I am new to this forum stuff so please bare with me.
I guess my question is, Just how self leveling is self leveling underlayment? I can't seem to get it to flow out the way I have seen it flow. I used a home made gauge rake to persuade it toward the walls and into corners but I still have lows and highs and the gauges of my gauge rake left trails. I used Mapei's Novoplan 2 and my rake consists of a straight board camfered (with drywall screws as gauges) on a broom handle. The engineered hardwood flooring suggests no more than 1/8th inch in 6 feet out of level. I have followed Mapei's instructions to the "T".
Any help would be appreciated. Did I give you guys enough info?
Just got a question Chuck .... are you getting the term level confused with flatness? Engineered wood you should not have to be going to all this trouble and I believe most folks are better served using a patching compound like Mapei Planipatch to fill in the lows.
Thank you for your quick responses. We have in floor hydronic heating on the second level over our garage. The floor is insulated from below and has some high and low areas that exceed the Shaw engineered flooring we are putting down. BTW this is new construction, an addition that we added onto our 1920's home. The light weight concrete was poured over the hydronic tubes over a year ago. (I have had some health issues but am finally getting back to work.) We followed the underlayment instructions to the "T" which said to use 5 1/2 quarts of 70 degree water to a bag. We mixed it in a 5 gal. bucket with an egg beater type mixer. When the 1st and 2nd bags didn't flow right we increased the water all the way up to 6 quarts to thin the mix but it still appears to have setup too quickly. This water was at tap temperature. The floor temp was at ambient temp. We didn't have the heat on yet. As for the moisture content, I don't have a way to check it right now but from reading other forums I had better get a meter before I start laying the flooring. When I finally get to that point anyway. We plan on glueing the flooring to the underlayment. I am ready to find another product that I can screed over the low spots after I grind off the drips from the gauge rake that left high high spots. Any suggestions?
CPROADER, I was told by a rep at Lowes that I really didn't need to put down a primer since I was pouring onto concrete. Was he in error?
He was in fact, "in error". This is why it did not flow. The porousity of the lightweight sucked the moisture from the mix causing it to stop in its tracks. The primer seals it letting the mix flow. As far as mixing it with more water, the opposite is true. The more water you use the less the mix will flow and find its own level. This might not sound right but I have found that a thinner mix actually leaves mounds of sand causing the uneven distribution of leveler. Good luck to ya.
If you don't use the primer you also will not get a good bond.
So do I remove it and start over or just pray that it holds and use Mapei's planipatch as Jerry suggested?
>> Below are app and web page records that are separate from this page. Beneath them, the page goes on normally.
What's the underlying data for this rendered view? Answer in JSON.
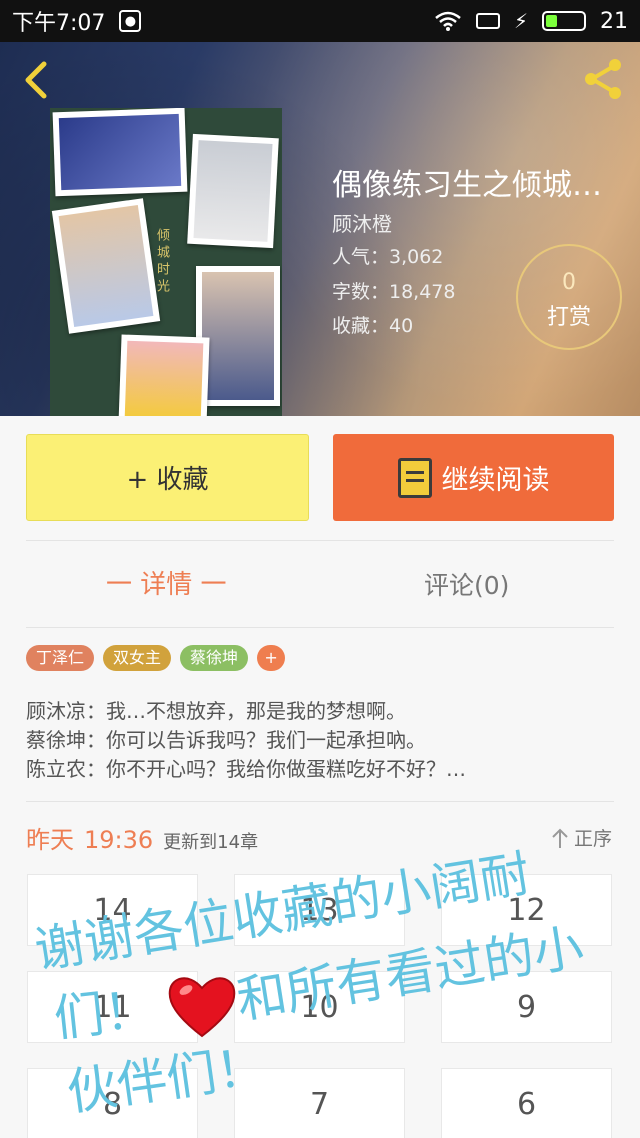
{
  "status_bar": {
    "time": "下午7:07",
    "battery": "21"
  },
  "book": {
    "title": "偶像练习生之倾城…",
    "author": "顾沐橙",
    "popularity": "人气：3,062",
    "word_count": "字数：18,478",
    "favorites": "收藏：40",
    "cover_caption": "倾城时光"
  },
  "reward": {
    "count": "0",
    "label": "打赏"
  },
  "actions": {
    "favorite": "+ 收藏",
    "continue_reading": "继续阅读"
  },
  "tabs": {
    "detail": "一 详情 一",
    "comments": "评论(0)"
  },
  "tags": [
    {
      "label": "丁泽仁",
      "color": "#e0825f"
    },
    {
      "label": "双女主",
      "color": "#d1a23c"
    },
    {
      "label": "蔡徐坤",
      "color": "#8cbf63"
    },
    {
      "label": "+",
      "color": "#ef7e4f"
    }
  ],
  "description": [
    "顾沐凉：我…不想放弃，那是我的梦想啊。",
    "蔡徐坤：你可以告诉我吗？我们一起承担吶。",
    "陈立农：你不开心吗？我给你做蛋糕吃好不好？…"
  ],
  "update": {
    "day": "昨天",
    "time": "19:36",
    "text": "更新到14章"
  },
  "sort_label": "正序",
  "chapters": [
    "14",
    "13",
    "12",
    "11",
    "10",
    "9",
    "8",
    "7",
    "6"
  ],
  "handwriting": {
    "line1": "谢谢各位收藏的小阔耐",
    "line2": "们！",
    "line3": "和所有看过的小",
    "line4": "伙伴们！",
    "color": "#63c3e0"
  },
  "colors": {
    "accent": "#f06b3b",
    "favorite_bg": "#fbf075",
    "reward_ring": "#e8c87a"
  }
}
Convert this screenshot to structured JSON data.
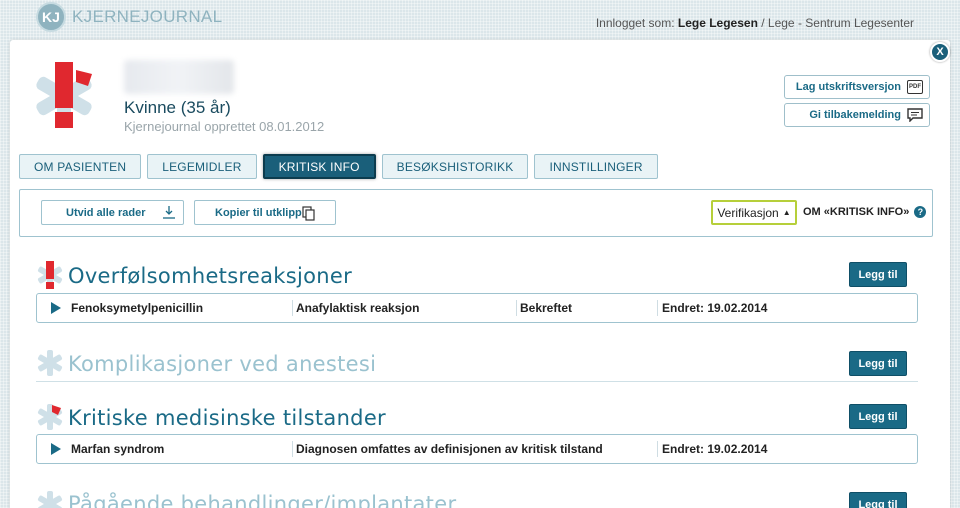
{
  "app": {
    "logo_letters": "KJ",
    "logo_text": "KJERNEJOURNAL"
  },
  "login": {
    "prefix": "Innlogget som: ",
    "user": "Lege Legesen",
    "suffix": " / Lege - Sentrum Legesenter"
  },
  "close_label": "X",
  "patient": {
    "gender_age": "Kvinne (35 år)",
    "created": "Kjernejournal opprettet 08.01.2012"
  },
  "side_buttons": {
    "print": "Lag utskriftsversjon",
    "print_icon_text": "PDF",
    "feedback": "Gi tilbakemelding"
  },
  "tabs": [
    {
      "label": "OM PASIENTEN"
    },
    {
      "label": "LEGEMIDLER"
    },
    {
      "label": "KRITISK INFO"
    },
    {
      "label": "BESØKSHISTORIKK"
    },
    {
      "label": "INNSTILLINGER"
    }
  ],
  "toolbar": {
    "expand": "Utvid alle rader",
    "copy": "Kopier til utklipp",
    "verification": "Verifikasjon",
    "about": "OM «KRITISK INFO»"
  },
  "sections": [
    {
      "title": "Overfølsomhetsreaksjoner",
      "add": "Legg til",
      "row": {
        "c1": "Fenoksymetylpenicillin",
        "c2": "Anafylaktisk reaksjon",
        "c3": "Bekreftet",
        "c4": "Endret: 19.02.2014"
      }
    },
    {
      "title": "Komplikasjoner ved anestesi",
      "add": "Legg til"
    },
    {
      "title": "Kritiske medisinske tilstander",
      "add": "Legg til",
      "row": {
        "c1": "Marfan syndrom",
        "c2": "Diagnosen omfattes av definisjonen av kritisk tilstand",
        "c4": "Endret: 19.02.2014"
      }
    },
    {
      "title": "Pågående behandlinger/implantater",
      "add": "Legg til"
    }
  ],
  "colors": {
    "primary": "#1a6a86",
    "critical_red": "#e0282f",
    "muted_teal": "#9ac2cf",
    "verify_green": "#b6cf3a"
  }
}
If yer on good standin with yer maker, then you can pray. Otherwise I would go to Lowes and ask them to show you where it says you don't need primer, and when they can't show you tell them to replace waht you've used and start over. What you are going to find when you pop it up, is it has transferred the water to the lightweight and now the water will prevent a good bond. Now if the lightweight has been sealed before at some other time you may be ok. I would pop up a small area to see if it is bonding or not. Good luck to ya, and keep us posted.
Sooo, is this what a bad underlayment adhesion would look like? It will take a while to chip it all up. I know that there are wide blade chisels on the market. Are there any other products or tools to chip this stuff up? Not sure if I got the picture uploaded properly. Hope it works.
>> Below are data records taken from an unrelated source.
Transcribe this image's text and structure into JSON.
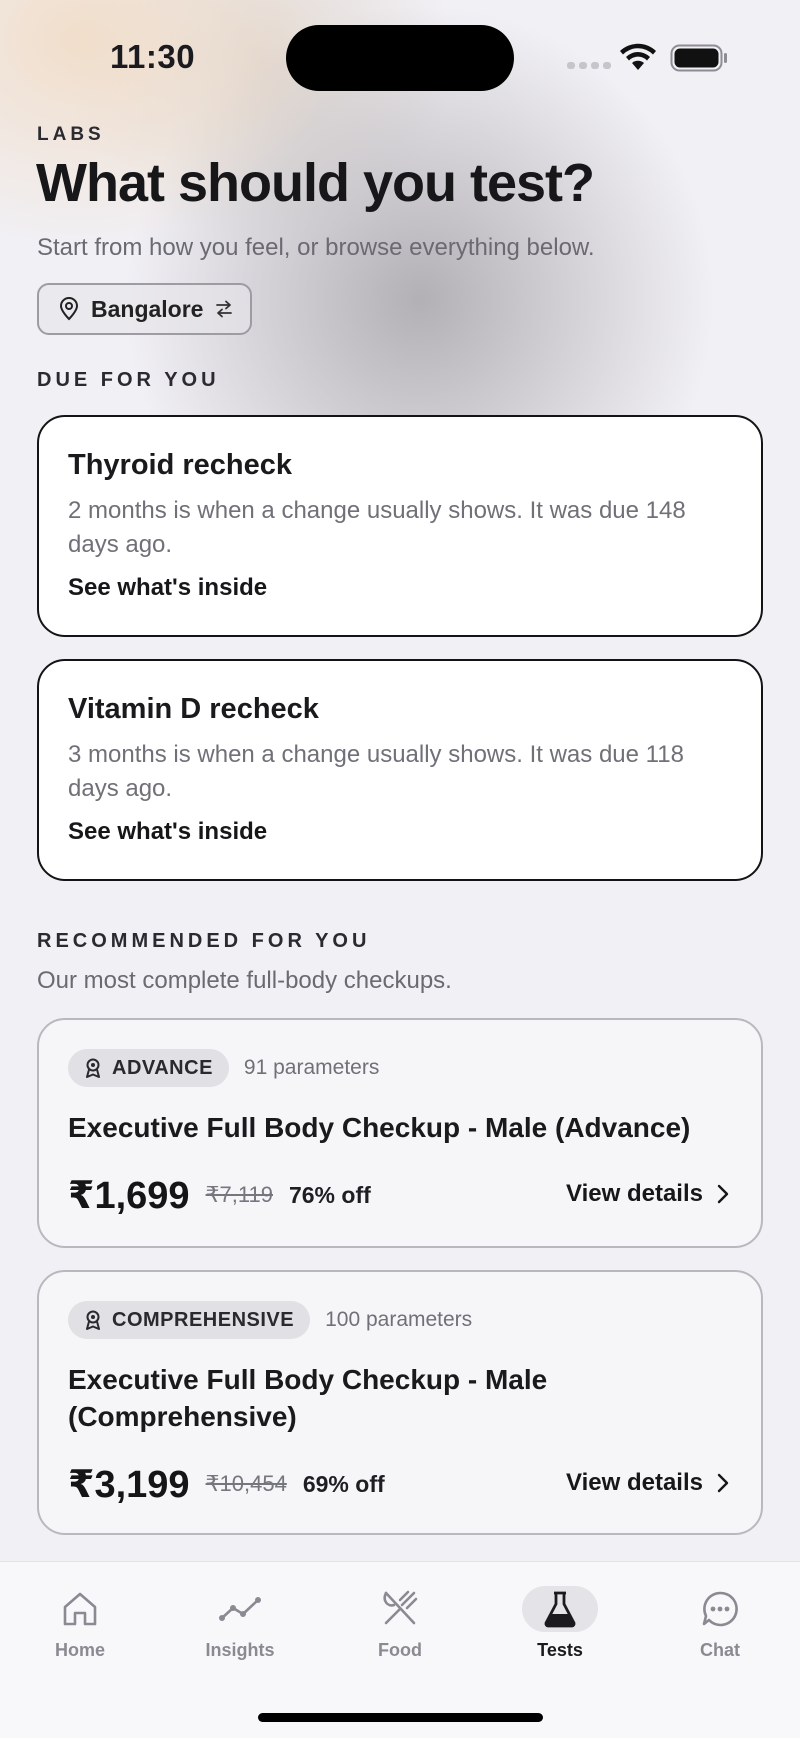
{
  "status_bar": {
    "time": "11:30"
  },
  "header": {
    "eyebrow": "LABS",
    "title": "What should you test?",
    "subtitle": "Start from how you feel, or browse everything below.",
    "location": "Bangalore"
  },
  "due_section": {
    "label": "DUE FOR YOU",
    "cards": [
      {
        "title": "Thyroid recheck",
        "description": "2 months is when a change usually shows. It was due 148 days ago.",
        "link": "See what's inside"
      },
      {
        "title": "Vitamin D recheck",
        "description": "3 months is when a change usually shows. It was due 118 days ago.",
        "link": "See what's inside"
      }
    ]
  },
  "recommended_section": {
    "label": "RECOMMENDED FOR YOU",
    "subtitle": "Our most complete full-body checkups.",
    "cards": [
      {
        "tier": "ADVANCE",
        "parameters": "91 parameters",
        "title": "Executive Full Body Checkup - Male (Advance)",
        "price": "₹1,699",
        "mrp": "₹7,119",
        "discount": "76% off",
        "cta": "View details"
      },
      {
        "tier": "COMPREHENSIVE",
        "parameters": "100 parameters",
        "title": "Executive Full Body Checkup - Male (Comprehensive)",
        "price": "₹3,199",
        "mrp": "₹10,454",
        "discount": "69% off",
        "cta": "View details"
      }
    ]
  },
  "tab_bar": {
    "active": "Tests",
    "tabs": [
      {
        "label": "Home",
        "icon": "home-icon"
      },
      {
        "label": "Insights",
        "icon": "insights-icon"
      },
      {
        "label": "Food",
        "icon": "food-icon"
      },
      {
        "label": "Tests",
        "icon": "flask-icon"
      },
      {
        "label": "Chat",
        "icon": "chat-icon"
      }
    ]
  },
  "colors": {
    "background": "#f1f0f5",
    "text_primary": "#17171a",
    "text_secondary": "#6b6a72",
    "card_border_due": "#141416",
    "tab_inactive": "#8b8a92"
  }
}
How big an area have you already tried to level ? Was the lightweight damp under the leveler ? It looks to me like it did not adhere well, but hard to telll since I didn't break it up. Is Lowes going to replace it or are you stuck with it ? Anyways best of luck to ya and we'll stay with ya on this til she's done.
This room is a little over 350 sq. ft. The leveler wasn't damp. It's been a few weeks since it was poured. I haven't been to Lowes yet. They are in a town about thirty minutes away and I don't go there often. I really appreciate your help. I wish that I heard about this forum sooner. I wouldn't be in this mess.
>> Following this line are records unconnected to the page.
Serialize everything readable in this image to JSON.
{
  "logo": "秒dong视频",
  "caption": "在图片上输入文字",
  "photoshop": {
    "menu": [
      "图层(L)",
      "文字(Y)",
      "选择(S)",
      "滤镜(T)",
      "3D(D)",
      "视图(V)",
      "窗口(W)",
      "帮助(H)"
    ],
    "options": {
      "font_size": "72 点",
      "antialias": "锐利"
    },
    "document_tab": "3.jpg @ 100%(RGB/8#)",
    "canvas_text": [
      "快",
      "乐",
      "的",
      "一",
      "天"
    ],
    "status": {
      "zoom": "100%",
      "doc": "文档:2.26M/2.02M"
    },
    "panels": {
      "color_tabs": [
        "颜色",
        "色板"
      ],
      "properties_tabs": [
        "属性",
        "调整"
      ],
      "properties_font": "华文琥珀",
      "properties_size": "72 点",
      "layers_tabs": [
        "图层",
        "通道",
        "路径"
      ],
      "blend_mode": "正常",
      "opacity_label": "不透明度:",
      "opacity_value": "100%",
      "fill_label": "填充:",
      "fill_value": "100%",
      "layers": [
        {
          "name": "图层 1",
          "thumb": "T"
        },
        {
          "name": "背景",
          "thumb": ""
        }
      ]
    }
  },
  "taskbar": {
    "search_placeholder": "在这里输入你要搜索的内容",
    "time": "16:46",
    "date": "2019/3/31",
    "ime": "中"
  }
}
I called Lowes and the flooring dept. manager stands by their statement that the primer isn't neccessary. He did give me the number to Mapei's tech support. They told me that they recommend the primer. I did ask the guy about the adhesion. He said that it is possible that the underlayment will not separate but he wouldn't guarantee it. I have a guy who is in the flooring business coming to look at it Monday. I can't see removing it if I have to chip it out with hammers and chisels. All I am going to be doing is walking on in it not banging on it. The radiant floor has gone through a few heat cycles now with no change.
Pete: A forum on DIY.net, or is it DIYnetwork.com, refered to this forum.
Well I hope it works ok for ya. If yer puttin a floating wood floor over this, it may perform ok for ya. They shouldn't have told ya it didn't need primer, but if it seems to be adhering ok the floor may have a sealer on it already. Let us know how it turns out, cause we really like hearin happy endings.
Ya live in a real quaint little town. I worked there for about a week years ago installing the carpet in a bank. Can't remember which one, but we hopped over into Canada for a couple hours after the job and got chased back accross and were politely asked not to return. Can't win 'em all.